[What to produce] Without the pictures, print each of the records below exactly as it appears.

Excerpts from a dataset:
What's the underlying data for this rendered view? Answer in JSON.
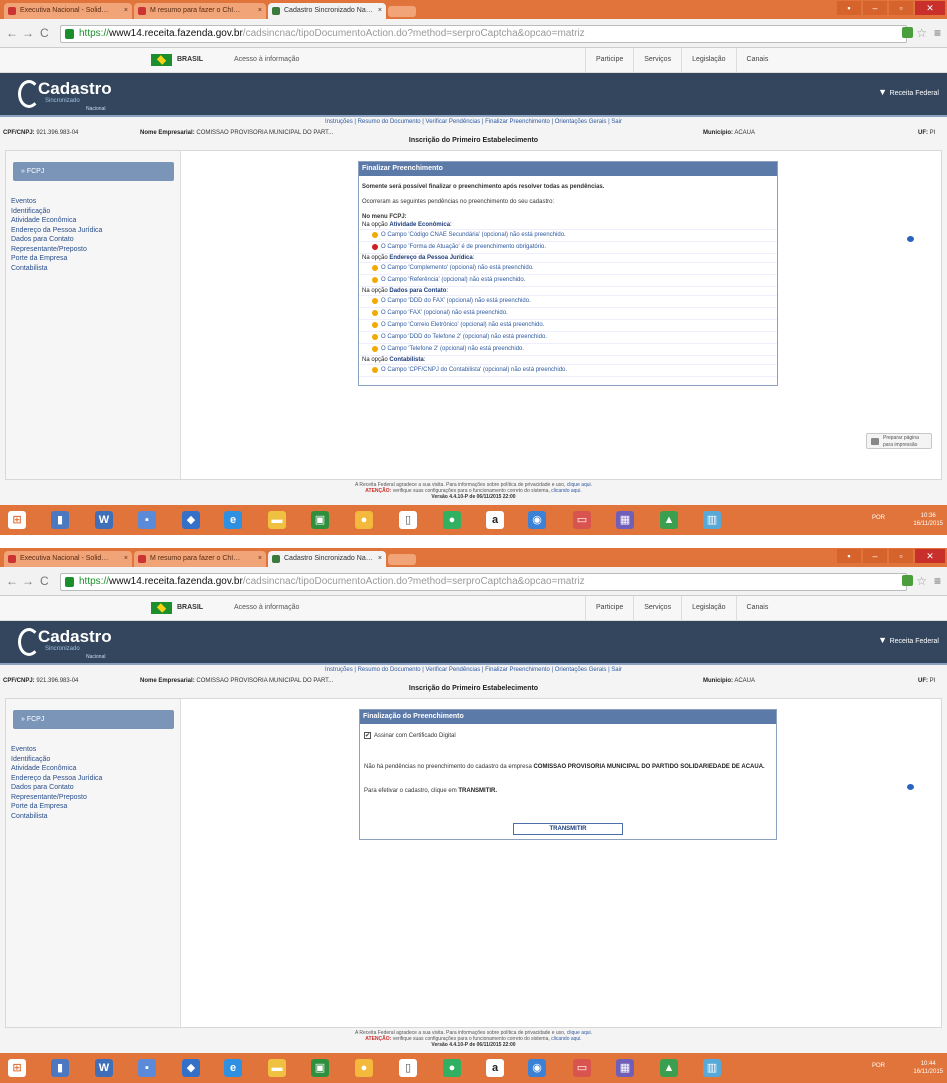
{
  "browser": {
    "tabs": [
      {
        "label": "Executiva Nacional - Solid…",
        "favicon_color": "#cc3333"
      },
      {
        "label": "M resumo para fazer o ChI…",
        "favicon_color": "#d44638"
      },
      {
        "label": "Cadastro Sincronizado Na…",
        "favicon_color": "#3a7a3a"
      }
    ],
    "url": {
      "host": "https://",
      "domain": "www14.receita.fazenda.gov.br",
      "path": "/cadsincnac/tipoDocumentoAction.do?method=serproCaptcha&opcao=matriz"
    }
  },
  "gov": {
    "brasil": "BRASIL",
    "acesso": "Acesso à informação",
    "links": [
      "Participe",
      "Serviços",
      "Legislação",
      "Canais"
    ]
  },
  "site": {
    "logo_main": "Cadastro",
    "logo_sub": "Sincronizado",
    "logo_tag": "Nacional",
    "rfb": "Receita Federal",
    "topnav": "Instruções | Resumo do Documento | Verificar Pendências | Finalizar Preenchimento | Orientações Gerais | Sair",
    "cnpj_label": "CPF/CNPJ:",
    "cnpj_value": "921.396.983-04",
    "nome_label": "Nome Empresarial:",
    "nome_value": "COMISSAO PROVISORIA MUNICIPAL DO PART...",
    "municipio_label": "Município:",
    "municipio_value": "ACAUA",
    "uf_label": "UF:",
    "uf_value": "PI",
    "inscricao": "Inscrição do Primeiro Estabelecimento"
  },
  "sidebar": {
    "head": "» FCPJ",
    "items": [
      "Eventos",
      "Identificação",
      "Atividade Econômica",
      "Endereço da Pessoa Jurídica",
      "Dados para Contato",
      "Representante/Preposto",
      "Porte da Empresa",
      "Contabilista"
    ]
  },
  "panel1": {
    "title": "Finalizar Preenchimento",
    "intro": "Somente será possível finalizar o preenchimento após resolver todas as pendências.",
    "sub": "Ocorreram as seguintes pendências no preenchimento do seu cadastro:",
    "menu": "No menu FCPJ:",
    "groups": [
      {
        "opcao": "Atividade Econômica",
        "items": [
          {
            "text": "O Campo 'Código CNAE Secundária' (opcional) não está preenchido.",
            "status": "warn"
          },
          {
            "text": "O Campo 'Forma de Atuação' é de preenchimento obrigatório.",
            "status": "error"
          }
        ]
      },
      {
        "opcao": "Endereço da Pessoa Jurídica",
        "items": [
          {
            "text": "O Campo 'Complemento' (opcional) não está preenchido.",
            "status": "warn"
          },
          {
            "text": "O Campo 'Referência' (opcional) não está preenchido.",
            "status": "warn"
          }
        ]
      },
      {
        "opcao": "Dados para Contato",
        "items": [
          {
            "text": "O Campo 'DDD do FAX' (opcional) não está preenchido.",
            "status": "warn"
          },
          {
            "text": "O Campo 'FAX' (opcional) não está preenchido.",
            "status": "warn"
          },
          {
            "text": "O Campo 'Correio Eletrônico' (opcional) não está preenchido.",
            "status": "warn"
          },
          {
            "text": "O Campo 'DDD do Telefone 2' (opcional) não está preenchido.",
            "status": "warn"
          },
          {
            "text": "O Campo 'Telefone 2' (opcional) não está preenchido.",
            "status": "warn"
          }
        ]
      },
      {
        "opcao": "Contabilista",
        "items": [
          {
            "text": "O Campo 'CPF/CNPJ do Contabilista' (opcional) não está preenchido.",
            "status": "warn"
          }
        ]
      }
    ],
    "opcao_prefix": "Na opção "
  },
  "print_btn": "Preparar página para impressão",
  "panel2": {
    "title": "Finalização do Preenchimento",
    "checkbox_label": "Assinar com Certificado Digital",
    "checkbox_mark": "✔",
    "text1_a": "Não há pendências no preenchimento do cadastro da empresa ",
    "text1_b": "COMISSAO PROVISORIA MUNICIPAL DO PARTIDO SOLIDARIEDADE DE ACAUA.",
    "text2_a": "Para efetivar o cadastro, clique em ",
    "text2_b": "TRANSMITIR.",
    "transmit": "TRANSMITIR"
  },
  "footer": {
    "line1a": "A Receita Federal agradece a sua visita. Para informações sobre política de privacidade e uso, ",
    "line1b": "clique aqui.",
    "line2a": "ATENÇÃO: ",
    "line2b": "verifique suas configurações para o funcionamento correto do sistema, ",
    "line2c": "clicando aqui.",
    "line3": "Versão 4.4.10-P de 06/11/2015 22:00"
  },
  "taskbar": {
    "tray": "POR",
    "time1": "10:36",
    "date1": "16/11/2015",
    "time2": "10:44",
    "date2": "16/11/2015"
  },
  "colors": {
    "accent": "#e0743a",
    "header": "#33465e",
    "panel_title": "#5c7aa8",
    "link": "#2f5aa0"
  }
}
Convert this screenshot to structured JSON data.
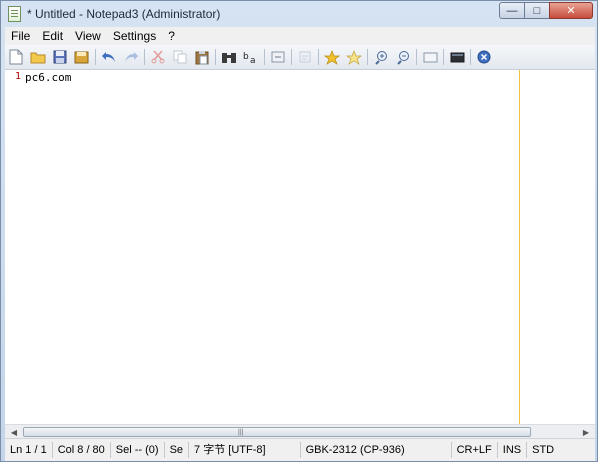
{
  "window": {
    "title": "* Untitled - Notepad3 (Administrator)"
  },
  "caption_buttons": {
    "minimize": "—",
    "maximize": "□",
    "close": "✕"
  },
  "menu": [
    "File",
    "Edit",
    "View",
    "Settings",
    "?"
  ],
  "toolbar": {
    "icons": [
      "new-file-icon",
      "open-folder-icon",
      "save-icon",
      "save-as-icon",
      "undo-icon",
      "redo-icon",
      "cut-icon",
      "copy-icon",
      "paste-icon",
      "find-icon",
      "replace-icon",
      "goto-icon",
      "wordwrap-icon",
      "favorite-add-icon",
      "favorites-icon",
      "zoom-in-icon",
      "zoom-out-icon",
      "view-icon",
      "console-icon",
      "close-icon"
    ]
  },
  "editor": {
    "lines": [
      {
        "number": "1",
        "text": "pc6.com"
      }
    ]
  },
  "scrollbar": {
    "grip": "|||"
  },
  "status": {
    "ln": "Ln 1 / 1",
    "col": "Col 8 / 80",
    "sel": "Sel -- (0)",
    "se": "Se",
    "bytes": "7 字节 [UTF-8]",
    "encoding": "GBK-2312 (CP-936)",
    "eol": "CR+LF",
    "ins": "INS",
    "scheme": "STD"
  }
}
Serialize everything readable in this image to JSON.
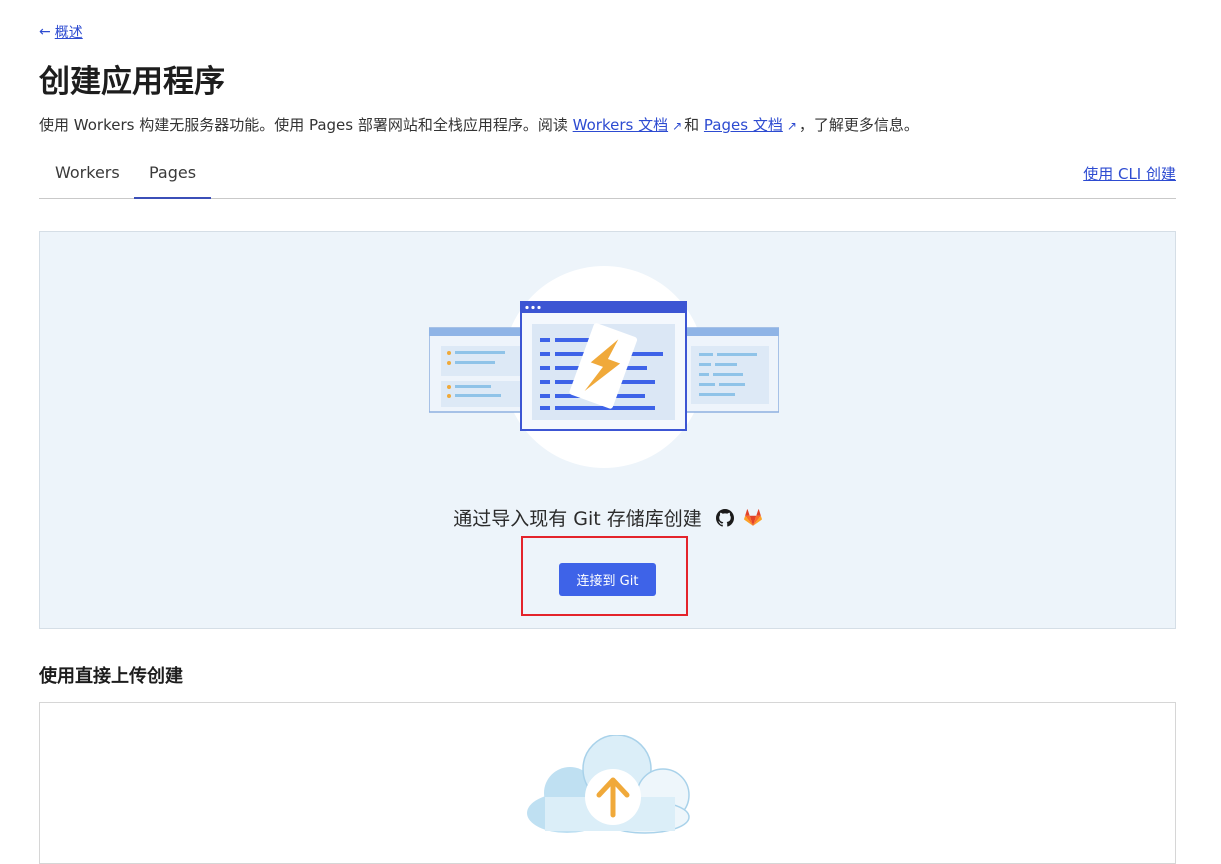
{
  "breadcrumb": {
    "back_label": "概述"
  },
  "page": {
    "title": "创建应用程序"
  },
  "intro": {
    "text_1": "使用 Workers 构建无服务器功能。使用 Pages 部署网站和全栈应用程序。阅读 ",
    "workers_docs_link": "Workers 文档",
    "text_2": "和 ",
    "pages_docs_link": "Pages 文档",
    "text_3": "，了解更多信息。"
  },
  "tabs": [
    {
      "label": "Workers",
      "selected": false
    },
    {
      "label": "Pages",
      "selected": true
    }
  ],
  "cli_link": "使用 CLI 创建",
  "git_section": {
    "prompt": "通过导入现有 Git 存储库创建",
    "providers": [
      "github-icon",
      "gitlab-icon"
    ],
    "connect_button": "连接到 Git"
  },
  "upload_section": {
    "title": "使用直接上传创建"
  },
  "colors": {
    "accent": "#3e63e8",
    "link": "#2d4bd1",
    "highlight": "#e4232b",
    "panel_bg": "#edf4fa"
  }
}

[Answer section]
What's the underlying data for this rendered view? Answer in JSON.
{
  "browser": {
    "tabs": [
      {
        "label": "Executiva Nacional - Solid…",
        "favicon_color": "#cc3333"
      },
      {
        "label": "M resumo para fazer o ChI…",
        "favicon_color": "#d44638"
      },
      {
        "label": "Cadastro Sincronizado Na…",
        "favicon_color": "#3a7a3a"
      }
    ],
    "url": {
      "host": "https://",
      "domain": "www14.receita.fazenda.gov.br",
      "path": "/cadsincnac/tipoDocumentoAction.do?method=serproCaptcha&opcao=matriz"
    }
  },
  "gov": {
    "brasil": "BRASIL",
    "acesso": "Acesso à informação",
    "links": [
      "Participe",
      "Serviços",
      "Legislação",
      "Canais"
    ]
  },
  "site": {
    "logo_main": "Cadastro",
    "logo_sub": "Sincronizado",
    "logo_tag": "Nacional",
    "rfb": "Receita Federal",
    "topnav": "Instruções | Resumo do Documento | Verificar Pendências | Finalizar Preenchimento | Orientações Gerais | Sair",
    "cnpj_label": "CPF/CNPJ:",
    "cnpj_value": "921.396.983-04",
    "nome_label": "Nome Empresarial:",
    "nome_value": "COMISSAO PROVISORIA MUNICIPAL DO PART...",
    "municipio_label": "Município:",
    "municipio_value": "ACAUA",
    "uf_label": "UF:",
    "uf_value": "PI",
    "inscricao": "Inscrição do Primeiro Estabelecimento"
  },
  "sidebar": {
    "head": "» FCPJ",
    "items": [
      "Eventos",
      "Identificação",
      "Atividade Econômica",
      "Endereço da Pessoa Jurídica",
      "Dados para Contato",
      "Representante/Preposto",
      "Porte da Empresa",
      "Contabilista"
    ]
  },
  "panel1": {
    "title": "Finalizar Preenchimento",
    "intro": "Somente será possível finalizar o preenchimento após resolver todas as pendências.",
    "sub": "Ocorreram as seguintes pendências no preenchimento do seu cadastro:",
    "menu": "No menu FCPJ:",
    "groups": [
      {
        "opcao": "Atividade Econômica",
        "items": [
          {
            "text": "O Campo 'Código CNAE Secundária' (opcional) não está preenchido.",
            "status": "warn"
          },
          {
            "text": "O Campo 'Forma de Atuação' é de preenchimento obrigatório.",
            "status": "error"
          }
        ]
      },
      {
        "opcao": "Endereço da Pessoa Jurídica",
        "items": [
          {
            "text": "O Campo 'Complemento' (opcional) não está preenchido.",
            "status": "warn"
          },
          {
            "text": "O Campo 'Referência' (opcional) não está preenchido.",
            "status": "warn"
          }
        ]
      },
      {
        "opcao": "Dados para Contato",
        "items": [
          {
            "text": "O Campo 'DDD do FAX' (opcional) não está preenchido.",
            "status": "warn"
          },
          {
            "text": "O Campo 'FAX' (opcional) não está preenchido.",
            "status": "warn"
          },
          {
            "text": "O Campo 'Correio Eletrônico' (opcional) não está preenchido.",
            "status": "warn"
          },
          {
            "text": "O Campo 'DDD do Telefone 2' (opcional) não está preenchido.",
            "status": "warn"
          },
          {
            "text": "O Campo 'Telefone 2' (opcional) não está preenchido.",
            "status": "warn"
          }
        ]
      },
      {
        "opcao": "Contabilista",
        "items": [
          {
            "text": "O Campo 'CPF/CNPJ do Contabilista' (opcional) não está preenchido.",
            "status": "warn"
          }
        ]
      }
    ],
    "opcao_prefix": "Na opção "
  },
  "print_btn": "Preparar página para impressão",
  "panel2": {
    "title": "Finalização do Preenchimento",
    "checkbox_label": "Assinar com Certificado Digital",
    "checkbox_mark": "✔",
    "text1_a": "Não há pendências no preenchimento do cadastro da empresa ",
    "text1_b": "COMISSAO PROVISORIA MUNICIPAL DO PARTIDO SOLIDARIEDADE DE ACAUA.",
    "text2_a": "Para efetivar o cadastro, clique em ",
    "text2_b": "TRANSMITIR.",
    "transmit": "TRANSMITIR"
  },
  "footer": {
    "line1a": "A Receita Federal agradece a sua visita. Para informações sobre política de privacidade e uso, ",
    "line1b": "clique aqui.",
    "line2a": "ATENÇÃO: ",
    "line2b": "verifique suas configurações para o funcionamento correto do sistema, ",
    "line2c": "clicando aqui.",
    "line3": "Versão 4.4.10-P de 06/11/2015 22:00"
  },
  "taskbar": {
    "tray": "POR",
    "time1": "10:36",
    "date1": "16/11/2015",
    "time2": "10:44",
    "date2": "16/11/2015"
  },
  "colors": {
    "accent": "#e0743a",
    "header": "#33465e",
    "panel_title": "#5c7aa8",
    "link": "#2f5aa0"
  }
}
Convert this screenshot to structured JSON data.
{
  "window": {
    "title": "* Untitled - Notepad3 (Administrator)"
  },
  "caption_buttons": {
    "minimize": "—",
    "maximize": "□",
    "close": "✕"
  },
  "menu": [
    "File",
    "Edit",
    "View",
    "Settings",
    "?"
  ],
  "toolbar": {
    "icons": [
      "new-file-icon",
      "open-folder-icon",
      "save-icon",
      "save-as-icon",
      "undo-icon",
      "redo-icon",
      "cut-icon",
      "copy-icon",
      "paste-icon",
      "find-icon",
      "replace-icon",
      "goto-icon",
      "wordwrap-icon",
      "favorite-add-icon",
      "favorites-icon",
      "zoom-in-icon",
      "zoom-out-icon",
      "view-icon",
      "console-icon",
      "close-icon"
    ]
  },
  "editor": {
    "lines": [
      {
        "number": "1",
        "text": "pc6.com"
      }
    ]
  },
  "scrollbar": {
    "grip": "|||"
  },
  "status": {
    "ln": "Ln 1 / 1",
    "col": "Col 8 / 80",
    "sel": "Sel -- (0)",
    "se": "Se",
    "bytes": "7 字节 [UTF-8]",
    "encoding": "GBK-2312 (CP-936)",
    "eol": "CR+LF",
    "ins": "INS",
    "scheme": "STD"
  }
}
Serialize everything readable in this image to JSON.
{
  "breadcrumb": {
    "back_label": "概述"
  },
  "page": {
    "title": "创建应用程序"
  },
  "intro": {
    "text_1": "使用 Workers 构建无服务器功能。使用 Pages 部署网站和全栈应用程序。阅读 ",
    "workers_docs_link": "Workers 文档",
    "text_2": "和 ",
    "pages_docs_link": "Pages 文档",
    "text_3": "，了解更多信息。"
  },
  "tabs": [
    {
      "label": "Workers",
      "selected": false
    },
    {
      "label": "Pages",
      "selected": true
    }
  ],
  "cli_link": "使用 CLI 创建",
  "git_section": {
    "prompt": "通过导入现有 Git 存储库创建",
    "providers": [
      "github-icon",
      "gitlab-icon"
    ],
    "connect_button": "连接到 Git"
  },
  "upload_section": {
    "title": "使用直接上传创建"
  },
  "colors": {
    "accent": "#3e63e8",
    "link": "#2d4bd1",
    "highlight": "#e4232b",
    "panel_bg": "#edf4fa"
  }
}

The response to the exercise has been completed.